  4. Flying isn’t that mysterious if you follow the rules. However each airport and TSA agent is different. Pittsburgh can be a little tedious to fly out of compared to Canton/Akron or even New Orleans … And yes i agree with using a non-TSA approved lock on the gun case itself.Ran into a TSA agent in Bozeman, MT once back in ’07 that didn’t know her job very well, i guess quoting the reg’s from memory must have antagonized her since she called security on me for arguing that the ‘declaration’ card is supposed to be inside the case with the firearm! I finally begged a piece of scotch tape from the ticket agent to affix the card onto the outside of the case, instead of just letting it just roam around the innards of the suitcase. A formal complaint against her went nowhere …Laughingdog: i use the old boxes from store bought ammo to transport reloads, just to keep from being hassled.

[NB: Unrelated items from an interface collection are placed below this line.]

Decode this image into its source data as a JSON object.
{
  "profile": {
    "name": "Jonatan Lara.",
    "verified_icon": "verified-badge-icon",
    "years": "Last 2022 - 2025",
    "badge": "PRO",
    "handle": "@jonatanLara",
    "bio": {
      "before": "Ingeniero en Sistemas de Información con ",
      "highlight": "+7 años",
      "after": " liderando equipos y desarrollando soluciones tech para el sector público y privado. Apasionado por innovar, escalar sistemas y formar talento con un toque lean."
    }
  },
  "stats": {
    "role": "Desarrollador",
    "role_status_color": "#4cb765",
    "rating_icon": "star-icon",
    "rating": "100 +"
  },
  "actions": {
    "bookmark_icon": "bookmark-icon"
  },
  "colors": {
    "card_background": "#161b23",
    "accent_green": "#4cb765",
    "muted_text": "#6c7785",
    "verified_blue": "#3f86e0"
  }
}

  5. Bitter says:

    I’ve been told, even by a TSA official, to not only put a non-TSA lock on the case inside the suitcase, but also on the suitcase itself. Because I’ve always been walked over to the scanning area and asked to wait to witness it being scanned, it’s never been a problem. If they needed to get into it, I’m there to unlock it. After they scan it, no employee has any business getting into that bag.

  6. Thirdpower says:

    That’s why I drive.

  7. Mike w. says:

    Thanks for the info Sebastian.

    Third – I’d prefer driving, but Delaware to Arizona isn’t really feasible.

  8. I’ve had very good experiences over the years flying with guns. The only slightly weird one was when I checked a case with two handguns at SFO. The agent looked at me as though I had opened up a case with two live, spitting cobras in it. Of course, flying out of Boise Airport, it’s second nature to the agents.

    Putting the gun case inside another suitcase after it has been checked is highly recommended. A friend flew from Atlanta to Los Angeles, and somehow his handgun case got lost. But only for a week. Somehow it was magically misdirected to Germany. When it arrived back in Los Angeles, it was still locked. But the Glock that was supposed to be inside was never found.

  9. Mopar says:

    Of course, none of that matters if you are flying in or out of a NYC airport. Go directly to jail, do not pass go.

  10. Carl in Chicago says:

    Flying out of Chicago’s OHare has been a breeze. I’ve only done it four or five times, but every time they just act like it’s routine as can be. I am actually pleased by the way it’s worked. And supposedly … all guns must be registered in Chicago, and handguns cannot be. Go figure.